Sugar vs. corn syrup: sweeteners at center of bitter food fight
View of a sugar cane sown field (Adalberto Roque, AFP/Getty Images)
The battle is one for consumer hearts, minds and stomachs. Purveyors of corn syrup say their sales are in jeopardy because of misleading claims by sugar makers, while the sugar industry alleges false advertising by corn companies that try to market their sweetener as no different than sugar.
The filing Tuesday in U.S. District Court in Los Angeles is a counter claim to a lawsuit brought in April of last year by the sugar industry.
It is the latest in a lengthy legal and regulatory dispute between Cargill, Archer-Daniels Midland Co and other makers and users of high fructose corn syrup, or HFCS, who are battling leading groups in the sugar industry, including growers, sugar processors and their trade group, the Sugar Association.
The two sides are wrangling over whether HFCS can and should be marketed as similar to sugar.
"It's kind of a long and tortured process that has been going on," said Adam Fox, a lawyer representing the Sugar Association.
High fructose corn syrup is derived from corn and is used in many foods and drinks. It is cheaper than natural sugar, which comes from sugarbeets or sugarcane. The United States is the biggest consumer and manufacturer of HFCS. The sweetener was added to beverages such as Coca-Cola in the 1980s, but in recent years food makers have been trying out a return to sugar after some studies linked corn syrup to obesity.
Many food manufacturers have even been promoting the absence of high fructose corn syrup to consumers.
Corn refiners had asked the U.S. Food and Drug Administration to allow them to call HFCS "corn sugar" but were rejected. They then tried marketing corn syrup as "natural" and asserted that human bodies could not detect a difference between HFCS and sugar. The sugar industry sued them for making false claims.
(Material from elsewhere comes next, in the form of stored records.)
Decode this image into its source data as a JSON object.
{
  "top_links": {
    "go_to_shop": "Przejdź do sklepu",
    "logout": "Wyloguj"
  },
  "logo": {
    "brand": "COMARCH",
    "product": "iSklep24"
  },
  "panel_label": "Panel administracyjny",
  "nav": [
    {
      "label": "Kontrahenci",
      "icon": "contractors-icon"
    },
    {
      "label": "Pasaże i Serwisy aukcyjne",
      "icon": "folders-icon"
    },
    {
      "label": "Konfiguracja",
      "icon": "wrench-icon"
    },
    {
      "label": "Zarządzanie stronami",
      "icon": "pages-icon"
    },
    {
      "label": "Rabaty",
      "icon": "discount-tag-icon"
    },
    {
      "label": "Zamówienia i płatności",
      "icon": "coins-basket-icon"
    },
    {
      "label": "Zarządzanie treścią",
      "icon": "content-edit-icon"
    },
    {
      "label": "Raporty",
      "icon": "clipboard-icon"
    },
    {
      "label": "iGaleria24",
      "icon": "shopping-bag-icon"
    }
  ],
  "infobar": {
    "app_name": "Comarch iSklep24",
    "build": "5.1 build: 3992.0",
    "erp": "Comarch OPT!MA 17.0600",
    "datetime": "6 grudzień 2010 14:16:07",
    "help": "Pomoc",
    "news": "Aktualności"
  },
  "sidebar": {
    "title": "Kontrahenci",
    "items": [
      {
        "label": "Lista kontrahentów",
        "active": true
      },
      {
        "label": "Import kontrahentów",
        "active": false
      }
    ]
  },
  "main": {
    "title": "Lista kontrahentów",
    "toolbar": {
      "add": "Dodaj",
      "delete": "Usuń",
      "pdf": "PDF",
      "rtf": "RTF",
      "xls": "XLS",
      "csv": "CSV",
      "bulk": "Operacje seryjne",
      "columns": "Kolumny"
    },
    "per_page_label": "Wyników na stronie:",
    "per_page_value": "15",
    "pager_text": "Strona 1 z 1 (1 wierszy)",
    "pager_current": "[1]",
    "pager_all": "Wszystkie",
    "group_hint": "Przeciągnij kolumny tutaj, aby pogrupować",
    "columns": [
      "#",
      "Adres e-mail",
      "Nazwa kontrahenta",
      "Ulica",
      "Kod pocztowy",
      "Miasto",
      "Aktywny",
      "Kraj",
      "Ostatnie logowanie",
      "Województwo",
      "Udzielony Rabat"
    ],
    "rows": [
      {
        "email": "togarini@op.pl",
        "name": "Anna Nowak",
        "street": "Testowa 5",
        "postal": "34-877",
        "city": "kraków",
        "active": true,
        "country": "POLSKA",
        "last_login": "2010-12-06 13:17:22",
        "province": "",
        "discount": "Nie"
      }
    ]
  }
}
In their Tuesday filings, Cargill, ADM, and ingredient providers Ingredion Inc and Tate & Lyle Ingredients Americas, say consumers are being misled. They argue there is no scientifically proven correlation between HFCS and health problems, and assert that the sugar industry's advertising claims are false and are costing them sales.
"Both high fructose corn syrup and processed sugar are nutritionally equivalent and consumers have a right to this information," said David Knowles, a spokesman for the Corn Refiners Association, commenting on behalf of Cargill, ADM, Ingredion and Tate & Lyle. "At the end of the day, the focus should be on the critical fact that high fructose corn syrup is a form of added sugar, and that consumers should watch their intake of all added sugars, regardless of source."
The lawsuit says that consumer spending is at stake.
"The deception created by The Sugar Association is likely to influence consumer's purchasing decisions, for reasons that include the implication that processed sugar is healthier to consume than HFCS," the counter claim states. "Damages include actual damages in the form of price erosion and lost profit."
Lawyers representing the Cargill and ADM group did not immediately return a call requesting comment. The companies declined comment.
Fox, the attorney for the sugar industry group, said the allegations by the corn syrup companies are baseless.
"HFCS has gotten somewhat of a bad name. They can't change the name, so now they are going to try to sling mud at the sugar industry and try to blame it for all the problems they are experiencing," said Fox.
"The bottom line is it (high fructose corn syrup) is not a natural product. It is something that is synthesized," he said. "It is not the same thing as real sugar."
Cargill has asked for a jury trial.
The case is Western Sugar Cooperative v Archer-Daniels-Midland Company et al in the U.S. District Court for the Central District of California No. 11-03473.
(Editing by Matthew Lewis)